*WHAT THIS TASK INVOLVES*. The data must be written out once more, precisely as given.

+++ INPUT DATA +++

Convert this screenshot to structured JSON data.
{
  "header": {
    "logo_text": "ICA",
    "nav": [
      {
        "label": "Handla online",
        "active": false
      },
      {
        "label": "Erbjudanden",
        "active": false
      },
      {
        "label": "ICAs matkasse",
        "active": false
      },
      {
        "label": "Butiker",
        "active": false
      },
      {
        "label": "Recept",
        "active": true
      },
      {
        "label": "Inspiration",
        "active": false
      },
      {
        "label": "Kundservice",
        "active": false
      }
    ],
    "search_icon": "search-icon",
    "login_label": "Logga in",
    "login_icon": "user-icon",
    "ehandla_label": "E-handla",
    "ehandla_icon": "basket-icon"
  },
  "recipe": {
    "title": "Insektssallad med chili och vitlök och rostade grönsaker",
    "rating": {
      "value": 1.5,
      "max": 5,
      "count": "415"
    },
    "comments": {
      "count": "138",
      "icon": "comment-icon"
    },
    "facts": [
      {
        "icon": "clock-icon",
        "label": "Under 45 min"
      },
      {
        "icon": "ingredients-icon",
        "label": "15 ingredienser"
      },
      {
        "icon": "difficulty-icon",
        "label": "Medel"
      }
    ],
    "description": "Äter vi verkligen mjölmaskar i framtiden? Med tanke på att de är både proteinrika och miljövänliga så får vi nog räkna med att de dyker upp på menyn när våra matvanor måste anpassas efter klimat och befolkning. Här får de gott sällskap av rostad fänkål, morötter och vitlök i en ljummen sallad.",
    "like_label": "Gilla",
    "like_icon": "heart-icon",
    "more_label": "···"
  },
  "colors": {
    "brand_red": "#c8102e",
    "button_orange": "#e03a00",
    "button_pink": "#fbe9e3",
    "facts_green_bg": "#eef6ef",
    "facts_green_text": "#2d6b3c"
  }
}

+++

*OUTPUT OF THE EXERCISE*.
Convert this screenshot to structured JSON data.
{
  "header": {
    "logo_text": "ICA",
    "nav": [
      {
        "label": "Handla online",
        "active": false
      },
      {
        "label": "Erbjudanden",
        "active": false
      },
      {
        "label": "ICAs matkasse",
        "active": false
      },
      {
        "label": "Butiker",
        "active": false
      },
      {
        "label": "Recept",
        "active": true
      },
      {
        "label": "Inspiration",
        "active": false
      },
      {
        "label": "Kundservice",
        "active": false
      }
    ],
    "search_icon": "search-icon",
    "login_label": "Logga in",
    "login_icon": "user-icon",
    "ehandla_label": "E-handla",
    "ehandla_icon": "basket-icon"
  },
  "recipe": {
    "title": "Insektssallad med chili och vitlök och rostade grönsaker",
    "rating": {
      "value": 1.5,
      "max": 5,
      "count": "415"
    },
    "comments": {
      "count": "138",
      "icon": "comment-icon"
    },
    "facts": [
      {
        "icon": "clock-icon",
        "label": "Under 45 min"
      },
      {
        "icon": "ingredients-icon",
        "label": "15 ingredienser"
      },
      {
        "icon": "difficulty-icon",
        "label": "Medel"
      }
    ],
    "description": "Äter vi verkligen mjölmaskar i framtiden? Med tanke på att de är både proteinrika och miljövänliga så får vi nog räkna med att de dyker upp på menyn när våra matvanor måste anpassas efter klimat och befolkning. Här får de gott sällskap av rostad fänkål, morötter och vitlök i en ljummen sallad.",
    "like_label": "Gilla",
    "like_icon": "heart-icon",
    "more_label": "···"
  },
  "colors": {
    "brand_red": "#c8102e",
    "button_orange": "#e03a00",
    "button_pink": "#fbe9e3",
    "facts_green_bg": "#eef6ef",
    "facts_green_text": "#2d6b3c"
  }
}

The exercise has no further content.